EXERCISE MATERIAL
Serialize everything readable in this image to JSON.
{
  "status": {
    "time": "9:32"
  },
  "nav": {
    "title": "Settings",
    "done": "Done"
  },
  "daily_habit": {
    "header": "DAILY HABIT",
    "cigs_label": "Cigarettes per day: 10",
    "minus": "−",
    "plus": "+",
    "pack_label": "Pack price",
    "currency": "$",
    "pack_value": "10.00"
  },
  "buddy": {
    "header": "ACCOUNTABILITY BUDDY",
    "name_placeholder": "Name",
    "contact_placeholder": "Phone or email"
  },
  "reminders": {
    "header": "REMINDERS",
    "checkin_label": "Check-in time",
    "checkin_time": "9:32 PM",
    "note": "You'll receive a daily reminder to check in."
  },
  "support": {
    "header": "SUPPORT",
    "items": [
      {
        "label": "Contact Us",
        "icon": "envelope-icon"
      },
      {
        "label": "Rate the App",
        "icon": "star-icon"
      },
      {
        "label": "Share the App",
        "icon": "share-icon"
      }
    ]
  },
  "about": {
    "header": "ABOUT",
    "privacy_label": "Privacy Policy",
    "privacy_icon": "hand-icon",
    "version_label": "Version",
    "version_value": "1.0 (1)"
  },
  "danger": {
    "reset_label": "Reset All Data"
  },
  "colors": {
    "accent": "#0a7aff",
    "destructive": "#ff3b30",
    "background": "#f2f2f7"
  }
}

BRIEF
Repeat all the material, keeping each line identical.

SOLUTION
Serialize everything readable in this image to JSON.
{
  "status": {
    "time": "9:32"
  },
  "nav": {
    "title": "Settings",
    "done": "Done"
  },
  "daily_habit": {
    "header": "DAILY HABIT",
    "cigs_label": "Cigarettes per day: 10",
    "minus": "−",
    "plus": "+",
    "pack_label": "Pack price",
    "currency": "$",
    "pack_value": "10.00"
  },
  "buddy": {
    "header": "ACCOUNTABILITY BUDDY",
    "name_placeholder": "Name",
    "contact_placeholder": "Phone or email"
  },
  "reminders": {
    "header": "REMINDERS",
    "checkin_label": "Check-in time",
    "checkin_time": "9:32 PM",
    "note": "You'll receive a daily reminder to check in."
  },
  "support": {
    "header": "SUPPORT",
    "items": [
      {
        "label": "Contact Us",
        "icon": "envelope-icon"
      },
      {
        "label": "Rate the App",
        "icon": "star-icon"
      },
      {
        "label": "Share the App",
        "icon": "share-icon"
      }
    ]
  },
  "about": {
    "header": "ABOUT",
    "privacy_label": "Privacy Policy",
    "privacy_icon": "hand-icon",
    "version_label": "Version",
    "version_value": "1.0 (1)"
  },
  "danger": {
    "reset_label": "Reset All Data"
  },
  "colors": {
    "accent": "#0a7aff",
    "destructive": "#ff3b30",
    "background": "#f2f2f7"
  }
}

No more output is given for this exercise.